This is the top, still to be quilted and bound. The July meeting is in two weeks, so barring misadventures, I have lots of time to finish it.

Branching Out — The Challenge

My local guild has an annual challenge. In the eight years I’ve been a member, I’ve participated a couple of times. For the red and white challenge in 2012, I entered this quilt using a wedding ring block. I designed the setting.

The red and white challenge quilt, also known as the hunger quilt. A friend “purchased” it from me, giving the price to a local food pantry. It’s about 70″ square. 2012.

I didn’t win. My guild has very talented members.

Really, the goal isn’t to win.

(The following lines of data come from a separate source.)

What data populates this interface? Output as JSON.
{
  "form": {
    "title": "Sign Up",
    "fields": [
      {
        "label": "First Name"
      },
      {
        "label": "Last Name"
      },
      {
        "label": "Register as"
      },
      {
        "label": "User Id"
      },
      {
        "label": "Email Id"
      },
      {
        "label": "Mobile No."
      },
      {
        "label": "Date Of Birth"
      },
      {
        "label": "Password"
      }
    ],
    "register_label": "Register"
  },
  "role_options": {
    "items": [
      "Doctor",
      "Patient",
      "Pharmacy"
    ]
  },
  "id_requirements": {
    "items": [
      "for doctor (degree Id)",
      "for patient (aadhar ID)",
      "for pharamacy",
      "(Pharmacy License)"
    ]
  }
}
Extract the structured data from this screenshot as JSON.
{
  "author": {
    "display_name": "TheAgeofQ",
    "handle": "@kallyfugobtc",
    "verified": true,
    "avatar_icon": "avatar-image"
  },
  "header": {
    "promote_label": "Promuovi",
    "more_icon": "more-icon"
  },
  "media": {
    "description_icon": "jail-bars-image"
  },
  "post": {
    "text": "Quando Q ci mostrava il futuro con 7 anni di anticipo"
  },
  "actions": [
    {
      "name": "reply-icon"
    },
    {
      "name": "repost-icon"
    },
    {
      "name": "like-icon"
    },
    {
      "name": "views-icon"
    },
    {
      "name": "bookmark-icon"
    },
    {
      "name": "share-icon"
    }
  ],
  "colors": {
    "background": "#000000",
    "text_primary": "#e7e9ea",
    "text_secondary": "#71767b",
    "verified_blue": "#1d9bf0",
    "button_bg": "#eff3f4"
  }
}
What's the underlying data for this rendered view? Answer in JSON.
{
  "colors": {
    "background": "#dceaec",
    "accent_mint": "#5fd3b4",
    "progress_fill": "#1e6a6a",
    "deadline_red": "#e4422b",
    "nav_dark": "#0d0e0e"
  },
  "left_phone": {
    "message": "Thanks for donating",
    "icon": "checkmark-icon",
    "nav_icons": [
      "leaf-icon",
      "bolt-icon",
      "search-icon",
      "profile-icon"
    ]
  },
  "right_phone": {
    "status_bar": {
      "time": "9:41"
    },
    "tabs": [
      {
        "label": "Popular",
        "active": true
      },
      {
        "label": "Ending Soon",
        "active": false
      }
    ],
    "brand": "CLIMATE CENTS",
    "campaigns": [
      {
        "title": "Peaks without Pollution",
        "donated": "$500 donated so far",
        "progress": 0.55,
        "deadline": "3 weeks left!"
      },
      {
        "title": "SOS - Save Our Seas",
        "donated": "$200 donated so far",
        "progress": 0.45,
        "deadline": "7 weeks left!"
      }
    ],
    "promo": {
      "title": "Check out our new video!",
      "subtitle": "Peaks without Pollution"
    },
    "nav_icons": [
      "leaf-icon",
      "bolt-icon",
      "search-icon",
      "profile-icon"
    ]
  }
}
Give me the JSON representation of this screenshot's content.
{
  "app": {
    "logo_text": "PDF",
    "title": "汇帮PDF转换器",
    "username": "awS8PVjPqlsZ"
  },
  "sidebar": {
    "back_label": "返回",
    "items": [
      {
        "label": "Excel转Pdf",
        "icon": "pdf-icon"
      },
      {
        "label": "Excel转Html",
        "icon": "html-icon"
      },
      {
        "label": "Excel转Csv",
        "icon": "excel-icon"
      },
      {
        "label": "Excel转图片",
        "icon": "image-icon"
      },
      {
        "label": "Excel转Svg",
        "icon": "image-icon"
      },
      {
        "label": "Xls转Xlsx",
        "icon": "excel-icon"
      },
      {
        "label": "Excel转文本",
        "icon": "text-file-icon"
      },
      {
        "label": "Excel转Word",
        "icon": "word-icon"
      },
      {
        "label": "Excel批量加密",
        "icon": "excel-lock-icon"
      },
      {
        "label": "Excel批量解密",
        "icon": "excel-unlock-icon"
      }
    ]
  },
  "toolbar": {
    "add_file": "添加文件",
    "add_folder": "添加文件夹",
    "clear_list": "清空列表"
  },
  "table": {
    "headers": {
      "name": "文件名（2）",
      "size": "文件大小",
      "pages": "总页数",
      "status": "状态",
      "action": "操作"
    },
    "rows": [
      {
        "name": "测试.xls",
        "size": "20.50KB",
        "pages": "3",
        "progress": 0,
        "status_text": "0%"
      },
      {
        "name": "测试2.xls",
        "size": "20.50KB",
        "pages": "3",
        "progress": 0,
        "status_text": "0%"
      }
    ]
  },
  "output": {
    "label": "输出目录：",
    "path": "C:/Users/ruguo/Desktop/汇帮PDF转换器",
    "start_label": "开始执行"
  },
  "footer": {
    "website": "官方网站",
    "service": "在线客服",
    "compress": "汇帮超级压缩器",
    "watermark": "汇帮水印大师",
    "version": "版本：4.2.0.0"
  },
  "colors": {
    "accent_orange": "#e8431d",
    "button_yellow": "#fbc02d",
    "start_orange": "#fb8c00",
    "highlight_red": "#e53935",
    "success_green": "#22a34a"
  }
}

It’s to challenge yourself, in the process building skills and creative power.

This year’s challenge, issued last September, is to create a quilt from all solids, using at least three colors. I use solids, but generally I mix them with patterns of one type or another. Last fall I made a small quilt all in solids. It is pretty but not very interesting.

In fact, solids are not very interesting to our eyes. They are flat and don’t provide any sense of depth, rhythm, or contrast. Unlike patterns, they don’t hold attention, as we quickly determine there is nothing more to see.

There are a number of ways to make solids more interesting in a quilt. One is by covering them with beautiful quilting to add texture and pattern, as the famously solid Amish quilts do. Another is to use them in unexpected ways. Unusual color combinations or arrangements of elements can hold interest, even when the fabrics individually do not. In a block quilt, that could mean an unusual layout of the blocks. In a medallion, using asymmetric borders might draw us in. A lot of solid modern quilts successfully break the grid altogether.

I don’t want to spend time making an uninteresting quilt with uninteresting fabrics. I’ve had a hard time feeling inspired to begin this challenge. That changed recently when I saw a photo on a blog. Notice the quilt hanging on the left, obscured by the chandelier.

Look at the photo on the far left, behind the chandelier. https://sewkatiedid.wordpress.com/2015/06/15/a-summer-workshop/

I don’t know if it is made in solids, and it doesn’t matter. The arrangement of elements — color, value, shape, line — is unexpected, interesting, and held my attention. I sent the photo to my sister and said, “I want to make THAT quilt! Except of course I don’t want to make someone else’s design.”

Challenge: design and make a quilt in all solids of at least three colors. How can I use solids in a new, interesting way? Seth Godin writes:

This is a challenge I can meet. I will try to pull a hat out of a rabbit, turning the question upside down, to do it backwards, sideways, or in some way significantly more generous or risky.

I have a plan and last week I began construction. Since then we’ve had company a couple of times, slowing me down. In a few days I’ll have a finished top and will show you the work in progress.

How do you challenge yourself? Do you seek out new problems? Or do you try to solve problems in new ways?